◆ **TASK**: Each entry has to be reproduced in full, exactly as given.

◆ **Excerpts from an interface dataset**:
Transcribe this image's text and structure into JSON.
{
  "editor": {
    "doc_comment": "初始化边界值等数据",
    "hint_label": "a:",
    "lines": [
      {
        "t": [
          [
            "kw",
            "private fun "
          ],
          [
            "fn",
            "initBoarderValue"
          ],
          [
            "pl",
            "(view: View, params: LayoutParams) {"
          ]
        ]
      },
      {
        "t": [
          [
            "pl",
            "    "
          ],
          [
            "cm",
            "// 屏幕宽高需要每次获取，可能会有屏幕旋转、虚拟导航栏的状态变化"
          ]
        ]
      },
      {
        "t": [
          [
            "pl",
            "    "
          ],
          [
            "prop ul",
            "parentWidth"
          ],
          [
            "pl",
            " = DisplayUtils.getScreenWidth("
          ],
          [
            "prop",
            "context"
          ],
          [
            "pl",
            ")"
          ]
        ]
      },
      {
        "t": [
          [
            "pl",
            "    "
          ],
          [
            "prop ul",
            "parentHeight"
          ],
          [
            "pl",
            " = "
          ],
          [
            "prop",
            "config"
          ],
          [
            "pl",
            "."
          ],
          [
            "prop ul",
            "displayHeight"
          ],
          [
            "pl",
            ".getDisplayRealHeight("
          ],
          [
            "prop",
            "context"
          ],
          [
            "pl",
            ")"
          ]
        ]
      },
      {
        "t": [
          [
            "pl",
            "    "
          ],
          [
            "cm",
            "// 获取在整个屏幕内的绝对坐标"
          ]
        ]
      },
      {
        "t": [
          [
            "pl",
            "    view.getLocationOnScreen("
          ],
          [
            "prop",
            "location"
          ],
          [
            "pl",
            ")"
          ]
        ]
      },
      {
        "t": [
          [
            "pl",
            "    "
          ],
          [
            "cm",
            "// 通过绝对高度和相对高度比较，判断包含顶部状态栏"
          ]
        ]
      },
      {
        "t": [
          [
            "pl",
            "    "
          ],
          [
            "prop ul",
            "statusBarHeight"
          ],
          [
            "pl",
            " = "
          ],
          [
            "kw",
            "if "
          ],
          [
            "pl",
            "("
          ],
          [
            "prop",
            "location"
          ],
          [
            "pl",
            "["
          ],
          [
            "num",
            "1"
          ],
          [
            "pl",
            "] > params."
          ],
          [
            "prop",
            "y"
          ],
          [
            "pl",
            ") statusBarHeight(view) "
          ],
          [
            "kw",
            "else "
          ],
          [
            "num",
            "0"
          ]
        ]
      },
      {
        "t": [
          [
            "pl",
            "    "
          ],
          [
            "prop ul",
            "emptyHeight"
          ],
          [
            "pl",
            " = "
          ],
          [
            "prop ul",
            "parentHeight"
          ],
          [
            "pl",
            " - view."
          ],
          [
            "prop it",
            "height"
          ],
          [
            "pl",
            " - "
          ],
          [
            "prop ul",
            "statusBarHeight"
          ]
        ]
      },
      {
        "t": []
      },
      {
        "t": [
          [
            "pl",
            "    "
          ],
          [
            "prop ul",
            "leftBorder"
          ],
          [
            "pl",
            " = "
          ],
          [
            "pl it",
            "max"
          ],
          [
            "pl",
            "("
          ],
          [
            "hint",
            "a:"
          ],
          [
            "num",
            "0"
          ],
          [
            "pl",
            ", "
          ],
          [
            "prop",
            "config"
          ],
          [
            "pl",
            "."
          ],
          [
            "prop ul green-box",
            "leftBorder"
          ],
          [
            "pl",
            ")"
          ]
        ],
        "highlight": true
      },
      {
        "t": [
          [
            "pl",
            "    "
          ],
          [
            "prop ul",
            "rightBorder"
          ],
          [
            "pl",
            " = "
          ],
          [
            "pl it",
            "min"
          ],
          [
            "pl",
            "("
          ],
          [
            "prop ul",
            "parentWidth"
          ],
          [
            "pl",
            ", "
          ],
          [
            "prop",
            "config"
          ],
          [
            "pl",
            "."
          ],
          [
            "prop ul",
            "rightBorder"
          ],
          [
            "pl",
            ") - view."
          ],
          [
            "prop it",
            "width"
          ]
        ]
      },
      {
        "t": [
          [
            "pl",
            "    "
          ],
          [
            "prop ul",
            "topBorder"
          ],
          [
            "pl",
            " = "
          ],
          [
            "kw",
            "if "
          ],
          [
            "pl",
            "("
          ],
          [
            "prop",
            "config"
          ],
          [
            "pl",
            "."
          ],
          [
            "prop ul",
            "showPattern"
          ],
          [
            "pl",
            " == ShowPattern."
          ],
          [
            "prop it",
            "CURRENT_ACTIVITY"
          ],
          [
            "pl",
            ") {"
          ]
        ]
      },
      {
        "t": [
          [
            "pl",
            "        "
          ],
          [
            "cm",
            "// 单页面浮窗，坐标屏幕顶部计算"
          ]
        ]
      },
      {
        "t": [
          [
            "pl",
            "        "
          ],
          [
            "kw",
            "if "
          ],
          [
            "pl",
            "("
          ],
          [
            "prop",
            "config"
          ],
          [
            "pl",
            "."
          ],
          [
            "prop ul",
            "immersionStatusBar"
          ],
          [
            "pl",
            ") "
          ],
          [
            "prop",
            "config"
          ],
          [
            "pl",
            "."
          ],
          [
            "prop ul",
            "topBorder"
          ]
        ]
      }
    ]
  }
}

◆ **FINISHED EXERCISE**:
Transcribe this image's text and structure into JSON.
{
  "editor": {
    "doc_comment": "初始化边界值等数据",
    "hint_label": "a:",
    "lines": [
      {
        "t": [
          [
            "kw",
            "private fun "
          ],
          [
            "fn",
            "initBoarderValue"
          ],
          [
            "pl",
            "(view: View, params: LayoutParams) {"
          ]
        ]
      },
      {
        "t": [
          [
            "pl",
            "    "
          ],
          [
            "cm",
            "// 屏幕宽高需要每次获取，可能会有屏幕旋转、虚拟导航栏的状态变化"
          ]
        ]
      },
      {
        "t": [
          [
            "pl",
            "    "
          ],
          [
            "prop ul",
            "parentWidth"
          ],
          [
            "pl",
            " = DisplayUtils.getScreenWidth("
          ],
          [
            "prop",
            "context"
          ],
          [
            "pl",
            ")"
          ]
        ]
      },
      {
        "t": [
          [
            "pl",
            "    "
          ],
          [
            "prop ul",
            "parentHeight"
          ],
          [
            "pl",
            " = "
          ],
          [
            "prop",
            "config"
          ],
          [
            "pl",
            "."
          ],
          [
            "prop ul",
            "displayHeight"
          ],
          [
            "pl",
            ".getDisplayRealHeight("
          ],
          [
            "prop",
            "context"
          ],
          [
            "pl",
            ")"
          ]
        ]
      },
      {
        "t": [
          [
            "pl",
            "    "
          ],
          [
            "cm",
            "// 获取在整个屏幕内的绝对坐标"
          ]
        ]
      },
      {
        "t": [
          [
            "pl",
            "    view.getLocationOnScreen("
          ],
          [
            "prop",
            "location"
          ],
          [
            "pl",
            ")"
          ]
        ]
      },
      {
        "t": [
          [
            "pl",
            "    "
          ],
          [
            "cm",
            "// 通过绝对高度和相对高度比较，判断包含顶部状态栏"
          ]
        ]
      },
      {
        "t": [
          [
            "pl",
            "    "
          ],
          [
            "prop ul",
            "statusBarHeight"
          ],
          [
            "pl",
            " = "
          ],
          [
            "kw",
            "if "
          ],
          [
            "pl",
            "("
          ],
          [
            "prop",
            "location"
          ],
          [
            "pl",
            "["
          ],
          [
            "num",
            "1"
          ],
          [
            "pl",
            "] > params."
          ],
          [
            "prop",
            "y"
          ],
          [
            "pl",
            ") statusBarHeight(view) "
          ],
          [
            "kw",
            "else "
          ],
          [
            "num",
            "0"
          ]
        ]
      },
      {
        "t": [
          [
            "pl",
            "    "
          ],
          [
            "prop ul",
            "emptyHeight"
          ],
          [
            "pl",
            " = "
          ],
          [
            "prop ul",
            "parentHeight"
          ],
          [
            "pl",
            " - view."
          ],
          [
            "prop it",
            "height"
          ],
          [
            "pl",
            " - "
          ],
          [
            "prop ul",
            "statusBarHeight"
          ]
        ]
      },
      {
        "t": []
      },
      {
        "t": [
          [
            "pl",
            "    "
          ],
          [
            "prop ul",
            "leftBorder"
          ],
          [
            "pl",
            " = "
          ],
          [
            "pl it",
            "max"
          ],
          [
            "pl",
            "("
          ],
          [
            "hint",
            "a:"
          ],
          [
            "num",
            "0"
          ],
          [
            "pl",
            ", "
          ],
          [
            "prop",
            "config"
          ],
          [
            "pl",
            "."
          ],
          [
            "prop ul green-box",
            "leftBorder"
          ],
          [
            "pl",
            ")"
          ]
        ],
        "highlight": true
      },
      {
        "t": [
          [
            "pl",
            "    "
          ],
          [
            "prop ul",
            "rightBorder"
          ],
          [
            "pl",
            " = "
          ],
          [
            "pl it",
            "min"
          ],
          [
            "pl",
            "("
          ],
          [
            "prop ul",
            "parentWidth"
          ],
          [
            "pl",
            ", "
          ],
          [
            "prop",
            "config"
          ],
          [
            "pl",
            "."
          ],
          [
            "prop ul",
            "rightBorder"
          ],
          [
            "pl",
            ") - view."
          ],
          [
            "prop it",
            "width"
          ]
        ]
      },
      {
        "t": [
          [
            "pl",
            "    "
          ],
          [
            "prop ul",
            "topBorder"
          ],
          [
            "pl",
            " = "
          ],
          [
            "kw",
            "if "
          ],
          [
            "pl",
            "("
          ],
          [
            "prop",
            "config"
          ],
          [
            "pl",
            "."
          ],
          [
            "prop ul",
            "showPattern"
          ],
          [
            "pl",
            " == ShowPattern."
          ],
          [
            "prop it",
            "CURRENT_ACTIVITY"
          ],
          [
            "pl",
            ") {"
          ]
        ]
      },
      {
        "t": [
          [
            "pl",
            "        "
          ],
          [
            "cm",
            "// 单页面浮窗，坐标屏幕顶部计算"
          ]
        ]
      },
      {
        "t": [
          [
            "pl",
            "        "
          ],
          [
            "kw",
            "if "
          ],
          [
            "pl",
            "("
          ],
          [
            "prop",
            "config"
          ],
          [
            "pl",
            "."
          ],
          [
            "prop ul",
            "immersionStatusBar"
          ],
          [
            "pl",
            ") "
          ],
          [
            "prop",
            "config"
          ],
          [
            "pl",
            "."
          ],
          [
            "prop ul",
            "topBorder"
          ]
        ]
      }
    ]
  }
}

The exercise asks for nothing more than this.